Fitzgerald’s reference to Trimalchio the Greek philosopher reflects love of dedication and love of wealth. Trimalchio has parallels with Gatsby’s showy parties and background. These parallels could also be interpreted as throughout history there has been greed and a love for wealth, whether it be 1st century AD or the 1920’s.
Gatsby is fighting for his dream, he is desperate to rekindle his perfect future with Daisy “..both of us loved each other all that time….just tell him the truth that you never loved him – and it’s all wiped out forever” It seems Fitzgerald has portrayed Gatsby so blinded by his dream, he cannot see that the past cannot be rewritten, he doesn’t understand that Daisy can’t undo the memories shared with Tom and her daughter; proof that she must have once loved Tom. Tom is also involved in this battle for Daisy’s love; however Tom is battling for power. He claims to have loved daisy and appears to show worry at the thought of her leaving him however his battle focuses solely on “one-upmanship” and his power over keeping Daisy as his wife “Once in a while I go off on a spree and make a fool of myself but I always come back and in my heart I love her all the time.” Fitzgerald has made Tom show emotion towards Daisy for one of the first times in the novel, this may be Fitzgerald exposing Tom’s manipulative tactics over maintaining power.

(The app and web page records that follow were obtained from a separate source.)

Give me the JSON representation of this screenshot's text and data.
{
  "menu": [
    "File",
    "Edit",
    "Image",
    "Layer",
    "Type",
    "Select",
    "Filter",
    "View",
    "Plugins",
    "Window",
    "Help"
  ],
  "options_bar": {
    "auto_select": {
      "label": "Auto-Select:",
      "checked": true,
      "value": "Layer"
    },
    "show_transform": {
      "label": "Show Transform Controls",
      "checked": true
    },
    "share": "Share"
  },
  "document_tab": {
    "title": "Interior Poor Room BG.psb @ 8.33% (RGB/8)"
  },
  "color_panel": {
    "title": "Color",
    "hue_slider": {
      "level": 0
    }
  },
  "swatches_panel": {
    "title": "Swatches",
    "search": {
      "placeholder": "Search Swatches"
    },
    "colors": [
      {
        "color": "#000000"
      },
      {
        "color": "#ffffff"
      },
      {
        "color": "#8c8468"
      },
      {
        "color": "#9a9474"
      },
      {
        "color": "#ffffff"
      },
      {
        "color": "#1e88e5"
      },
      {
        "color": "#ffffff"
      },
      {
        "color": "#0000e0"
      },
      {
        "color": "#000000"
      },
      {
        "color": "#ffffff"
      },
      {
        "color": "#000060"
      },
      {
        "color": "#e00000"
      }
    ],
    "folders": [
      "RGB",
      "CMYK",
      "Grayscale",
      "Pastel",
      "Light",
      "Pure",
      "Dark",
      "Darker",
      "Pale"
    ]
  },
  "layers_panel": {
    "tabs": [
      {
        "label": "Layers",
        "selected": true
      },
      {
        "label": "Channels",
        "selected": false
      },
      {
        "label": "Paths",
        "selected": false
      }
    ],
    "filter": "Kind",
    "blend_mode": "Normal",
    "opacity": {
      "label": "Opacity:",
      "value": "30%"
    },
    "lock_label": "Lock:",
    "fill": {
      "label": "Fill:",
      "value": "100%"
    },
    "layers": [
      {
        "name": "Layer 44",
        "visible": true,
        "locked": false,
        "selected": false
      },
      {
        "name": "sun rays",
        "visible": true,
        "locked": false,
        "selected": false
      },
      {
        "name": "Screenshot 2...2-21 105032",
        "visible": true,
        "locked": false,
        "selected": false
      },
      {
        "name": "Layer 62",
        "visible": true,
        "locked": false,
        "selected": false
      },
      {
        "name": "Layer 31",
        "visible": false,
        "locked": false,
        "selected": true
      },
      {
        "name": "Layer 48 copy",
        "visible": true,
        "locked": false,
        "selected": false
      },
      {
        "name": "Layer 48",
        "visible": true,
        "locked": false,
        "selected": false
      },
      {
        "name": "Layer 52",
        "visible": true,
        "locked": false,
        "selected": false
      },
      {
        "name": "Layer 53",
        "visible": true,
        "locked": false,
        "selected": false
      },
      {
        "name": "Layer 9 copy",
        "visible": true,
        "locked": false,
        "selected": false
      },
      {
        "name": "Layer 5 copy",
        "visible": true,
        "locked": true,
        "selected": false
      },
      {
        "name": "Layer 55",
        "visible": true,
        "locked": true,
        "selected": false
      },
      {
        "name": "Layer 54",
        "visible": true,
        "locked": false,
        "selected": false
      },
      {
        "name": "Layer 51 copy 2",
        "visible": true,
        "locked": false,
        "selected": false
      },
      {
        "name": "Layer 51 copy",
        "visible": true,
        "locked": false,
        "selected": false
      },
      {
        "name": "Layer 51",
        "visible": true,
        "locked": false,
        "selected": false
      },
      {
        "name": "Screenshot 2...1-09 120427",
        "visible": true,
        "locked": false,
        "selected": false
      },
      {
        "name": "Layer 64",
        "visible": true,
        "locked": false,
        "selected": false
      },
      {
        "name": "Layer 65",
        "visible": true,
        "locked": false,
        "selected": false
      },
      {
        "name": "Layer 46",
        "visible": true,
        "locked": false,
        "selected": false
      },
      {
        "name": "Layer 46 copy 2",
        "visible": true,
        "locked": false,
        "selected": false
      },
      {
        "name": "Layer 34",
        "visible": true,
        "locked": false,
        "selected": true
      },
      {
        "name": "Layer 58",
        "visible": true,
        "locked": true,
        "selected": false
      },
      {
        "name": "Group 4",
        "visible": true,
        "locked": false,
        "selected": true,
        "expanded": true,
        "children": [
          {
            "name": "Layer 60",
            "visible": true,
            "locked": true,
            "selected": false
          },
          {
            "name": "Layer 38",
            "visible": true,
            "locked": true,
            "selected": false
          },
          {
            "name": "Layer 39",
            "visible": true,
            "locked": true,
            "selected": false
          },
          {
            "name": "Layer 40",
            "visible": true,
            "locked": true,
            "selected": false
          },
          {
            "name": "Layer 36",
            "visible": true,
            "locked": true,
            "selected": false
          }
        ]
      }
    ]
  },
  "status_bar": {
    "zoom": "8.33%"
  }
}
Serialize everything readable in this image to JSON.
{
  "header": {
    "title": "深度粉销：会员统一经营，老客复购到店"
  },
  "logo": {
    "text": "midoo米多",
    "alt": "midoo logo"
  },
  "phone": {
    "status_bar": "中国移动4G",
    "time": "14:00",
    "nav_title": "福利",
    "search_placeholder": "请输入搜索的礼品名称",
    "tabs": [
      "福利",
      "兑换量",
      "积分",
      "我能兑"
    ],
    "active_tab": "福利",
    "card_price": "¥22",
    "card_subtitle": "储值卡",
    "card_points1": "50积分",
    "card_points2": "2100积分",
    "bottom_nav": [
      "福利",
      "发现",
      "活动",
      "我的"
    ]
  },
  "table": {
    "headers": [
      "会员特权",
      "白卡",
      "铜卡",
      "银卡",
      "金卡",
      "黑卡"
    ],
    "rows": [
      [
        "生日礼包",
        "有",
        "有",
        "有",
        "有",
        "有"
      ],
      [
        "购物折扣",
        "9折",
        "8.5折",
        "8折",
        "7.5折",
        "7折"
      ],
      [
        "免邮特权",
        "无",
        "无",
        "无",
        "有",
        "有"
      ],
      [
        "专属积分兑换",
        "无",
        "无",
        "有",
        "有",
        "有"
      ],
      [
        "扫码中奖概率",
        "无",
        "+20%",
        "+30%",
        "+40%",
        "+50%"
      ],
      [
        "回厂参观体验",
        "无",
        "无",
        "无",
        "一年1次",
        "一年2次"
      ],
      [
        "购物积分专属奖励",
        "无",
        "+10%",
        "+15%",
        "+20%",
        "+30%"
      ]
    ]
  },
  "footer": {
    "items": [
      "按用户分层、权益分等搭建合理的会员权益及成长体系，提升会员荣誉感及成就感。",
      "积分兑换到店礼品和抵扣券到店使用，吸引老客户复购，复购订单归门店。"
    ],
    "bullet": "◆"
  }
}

The end of the novel portrays a powerful philosophical message, one that opens one’s eyes to the things that really matter. It shows the reader that perhaps they are all just victims of wealth. Fitzgerald displays that nothing is lasting and life goes on. “so we beat on, boats against the current, borne back ceaselessly into the past.” We are constantly fighting to move on with life, to continue towards our future, while simultaneously trying to let go of the past. Gatsby’s lifelong journey to transcend his past was ultimately ineffectual, as a reflection of many who have tried to reach the American dream. The Ice Palace also reflects this; “she cries with delirious, unrestrained passion- Tomorrow! Tomorrow! Tomorrow!” We still hold on to the hope that tomorrow is a new beginning full of the promises of achieving our dream; whatever it may be. The powerful moral maxim we are left with is one should never give up on what they truly believe in; what they truly want. Dreams are what keep us going, without them what do we have?